British ISPs have collectively agreed to issue thousands of letters to infringing subscribers, according to a voluntary deal announced this morning.
During a meeting with journalists, major label group BPI heralded a “groundbreaking agreement” that would “significantly reduce illegal file-sharing” by drawing greater awareness to the issue of piracy. The agreement initially covers a three-month period, and it remains unclear exactly how many letters will be issued.
Also involved is the Department for Business, Enterprise and Regulatory Reform (BERR), and media regulator and competition authority Ofcom, part of a larger governmental role that first emerged in June. A total of six ISPs – BT, BSkyB, Virgin Media, Orange, Tiscali and Carphone Warehouse – have signed onto the memorandum of understanding (MoU).
Of those, Virgin Media has already been sending letters to subscribers.
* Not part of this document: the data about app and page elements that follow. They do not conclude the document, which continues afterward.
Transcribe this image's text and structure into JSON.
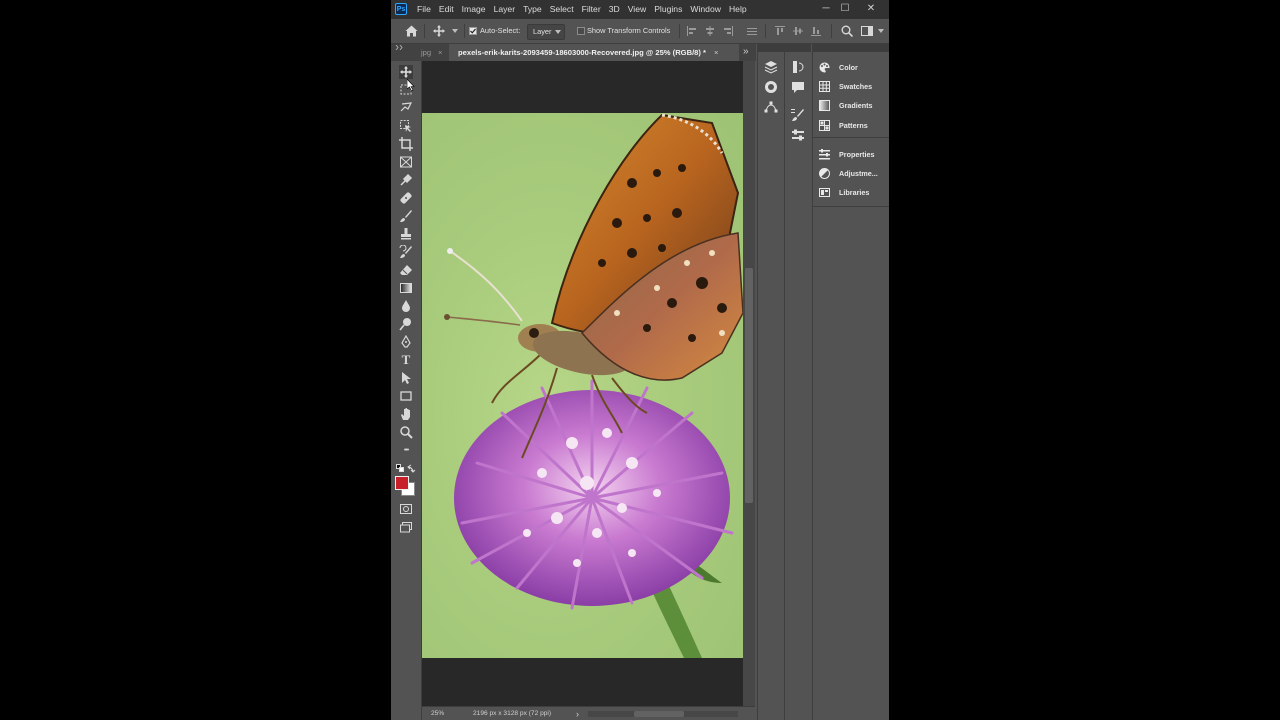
{
  "app": {
    "logo": "Ps"
  },
  "menu": [
    "File",
    "Edit",
    "Image",
    "Layer",
    "Type",
    "Select",
    "Filter",
    "3D",
    "View",
    "Plugins",
    "Window",
    "Help"
  ],
  "window_controls": {
    "minimize": "─",
    "maximize": "☐",
    "close": "✕"
  },
  "options_bar": {
    "auto_select_label": "Auto-Select:",
    "auto_select_checked": true,
    "auto_select_value": "Layer",
    "transform_label": "Show Transform Controls",
    "transform_checked": false
  },
  "tabs": [
    {
      "label": "jpg",
      "active": false
    },
    {
      "label": "pexels-erik-karits-2093459-18603000-Recovered.jpg @ 25% (RGB/8) *",
      "active": true
    }
  ],
  "tab_overflow": "»",
  "tools": [
    "move-tool",
    "marquee-tool",
    "lasso-tool",
    "object-select-tool",
    "crop-tool",
    "frame-tool",
    "eyedropper-tool",
    "healing-brush-tool",
    "brush-tool",
    "clone-stamp-tool",
    "history-brush-tool",
    "eraser-tool",
    "gradient-tool",
    "blur-tool",
    "dodge-tool",
    "pen-tool",
    "type-tool",
    "path-select-tool",
    "rectangle-tool",
    "hand-tool",
    "zoom-tool",
    "more-tools"
  ],
  "type_tool_glyph": "T",
  "more_glyph": "•••",
  "colors": {
    "foreground": "#c8202a",
    "background": "#ffffff",
    "ps_blue": "#31a8ff"
  },
  "status": {
    "zoom": "25%",
    "doc_info": "2196 px x 3128 px (72 ppi)",
    "arrow": "›"
  },
  "panels": [
    {
      "label": "Color",
      "icon": "color-palette-icon"
    },
    {
      "label": "Swatches",
      "icon": "swatches-grid-icon"
    },
    {
      "label": "Gradients",
      "icon": "gradients-icon"
    },
    {
      "label": "Patterns",
      "icon": "patterns-icon"
    },
    {
      "label": "Properties",
      "icon": "properties-icon"
    },
    {
      "label": "Adjustme...",
      "icon": "adjustments-icon"
    },
    {
      "label": "Libraries",
      "icon": "libraries-icon"
    }
  ]
}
That campaign, a joint effort with the BPI, quickly grabbed negative attention after suspected subscribers were threatened with disconnection.
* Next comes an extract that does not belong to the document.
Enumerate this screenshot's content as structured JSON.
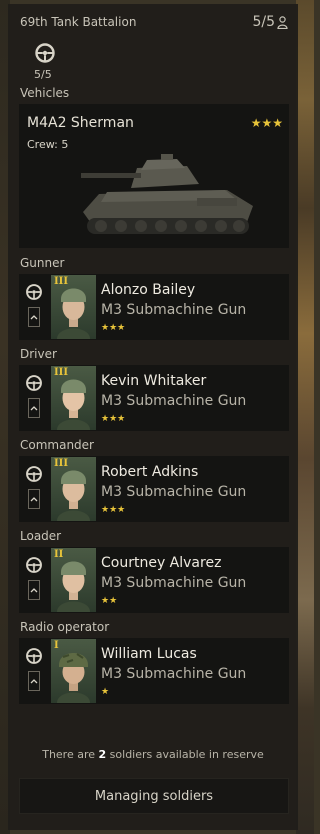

That caused some backtracking by Virgin, though the BPI pointed to a plan that actually includes account termination for repeat offenders. “The possibility of account suspension, and the ultimate sanction of contract cancellation, would follow for those customers who choose to continue file-sharing illegally, despite receiving that advice,” a representative affirmed.
That sounds like three-strikes, though ISPs only appear committed to the informational and educational aspects of the plan, according to continued statements. The result is an agreement that lacks bite, though the groups could forge policies for dealing with the most egregious offenders.
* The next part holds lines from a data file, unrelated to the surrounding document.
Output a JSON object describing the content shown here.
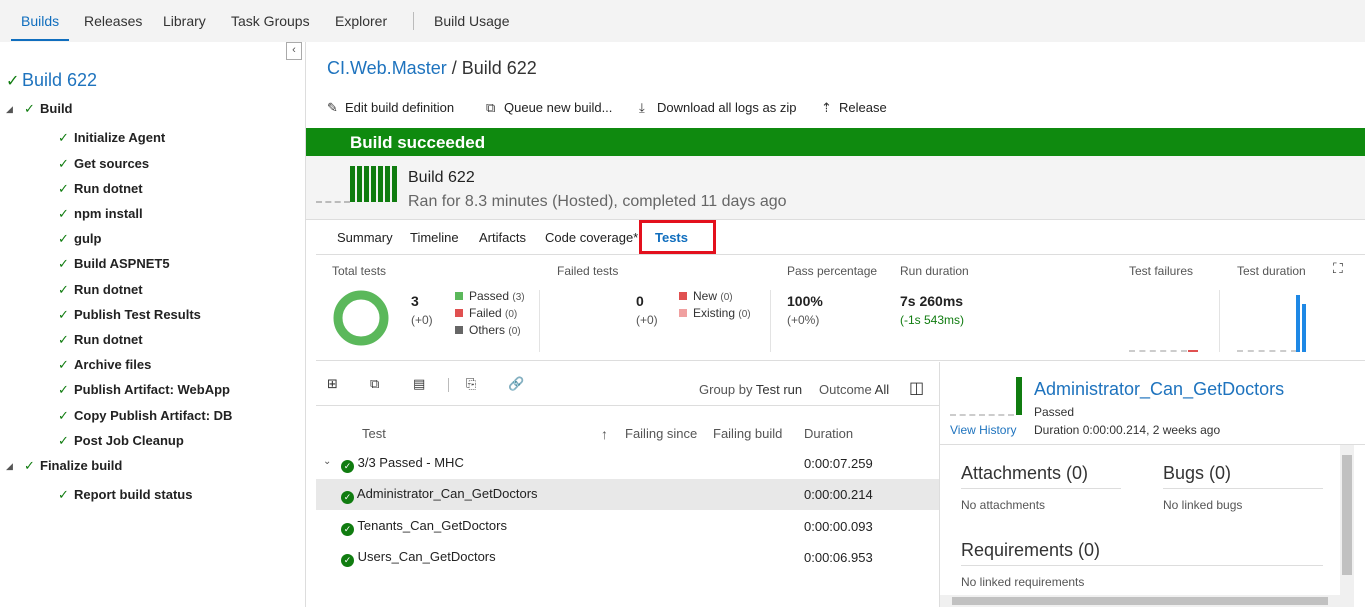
{
  "topnav": {
    "tabs": [
      "Builds",
      "Releases",
      "Library",
      "Task Groups",
      "Explorer",
      "Build Usage"
    ],
    "active": "Builds"
  },
  "leftpane": {
    "collapse_glyph": "‹",
    "root": "Build 622",
    "phases": [
      {
        "label": "Build",
        "steps": [
          "Initialize Agent",
          "Get sources",
          "Run dotnet",
          "npm install",
          "gulp",
          "Build ASPNET5",
          "Run dotnet",
          "Publish Test Results",
          "Run dotnet",
          "Archive files",
          "Publish Artifact: WebApp",
          "Copy Publish Artifact: DB",
          "Post Job Cleanup"
        ]
      },
      {
        "label": "Finalize build",
        "steps": [
          "Report build status"
        ]
      }
    ]
  },
  "header": {
    "breadcrumb_link": "CI.Web.Master",
    "breadcrumb_sep": " / ",
    "breadcrumb_current": "Build 622"
  },
  "toolbar": {
    "edit": "Edit build definition",
    "queue": "Queue new build...",
    "download": "Download all logs as zip",
    "release": "Release"
  },
  "banner": {
    "status": "Build succeeded",
    "color": "#0f8a0f"
  },
  "build": {
    "name": "Build 622",
    "info": "Ran for 8.3 minutes (Hosted), completed 11 days ago"
  },
  "subtabs": [
    "Summary",
    "Timeline",
    "Artifacts",
    "Code coverage*",
    "Tests"
  ],
  "subtabs_active": "Tests",
  "metrics": {
    "total_tests_label": "Total tests",
    "total": "3",
    "total_delta": "(+0)",
    "legend": [
      {
        "label": "Passed",
        "count": "(3)",
        "color": "#5bb85b"
      },
      {
        "label": "Failed",
        "count": "(0)",
        "color": "#e05050"
      },
      {
        "label": "Others",
        "count": "(0)",
        "color": "#666666"
      }
    ],
    "failed_tests_label": "Failed tests",
    "failed": "0",
    "failed_delta": "(+0)",
    "failed_legend": [
      {
        "label": "New",
        "count": "(0)",
        "color": "#e05050"
      },
      {
        "label": "Existing",
        "count": "(0)",
        "color": "#f0a0a0"
      }
    ],
    "pass_pct_label": "Pass percentage",
    "pass_pct": "100%",
    "pass_pct_delta": "(+0%)",
    "run_duration_label": "Run duration",
    "run_duration": "7s 260ms",
    "run_duration_delta": "(-1s 543ms)",
    "test_failures_label": "Test failures",
    "test_duration_label": "Test duration"
  },
  "grid": {
    "group_by_label": "Group by",
    "group_by_value": "Test run",
    "outcome_label": "Outcome",
    "outcome_value": "All",
    "columns": [
      "Test",
      "Failing since",
      "Failing build",
      "Duration"
    ],
    "group": {
      "label": "3/3 Passed - MHC",
      "duration": "0:00:07.259"
    },
    "rows": [
      {
        "name": "Administrator_Can_GetDoctors",
        "duration": "0:00:00.214"
      },
      {
        "name": "Tenants_Can_GetDoctors",
        "duration": "0:00:00.093"
      },
      {
        "name": "Users_Can_GetDoctors",
        "duration": "0:00:06.953"
      }
    ]
  },
  "detail": {
    "title": "Administrator_Can_GetDoctors",
    "outcome": "Passed",
    "view_history": "View History",
    "duration": "Duration 0:00:00.214, 2 weeks ago",
    "attachments_title": "Attachments (0)",
    "attachments_empty": "No attachments",
    "bugs_title": "Bugs (0)",
    "bugs_empty": "No linked bugs",
    "requirements_title": "Requirements (0)",
    "requirements_empty": "No linked requirements"
  }
}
Beyond letter-writing, the BPI also pointed to a broader commitment to combat internet piracy and construct more legal alternatives, though specifics were not detailed. “This MoU represents a significant step forward, in that all ISPs now recognize their responsibility to help deal with illegal file-sharing,” said BPI chief executive Geoff Taylor.
What else? In the call, the BPI denied that any discussions or plans surround a broader, ISP-level charge for access to recordings. That has been floated as a possibility within broader industry discussions, though the BPI remains against that plan.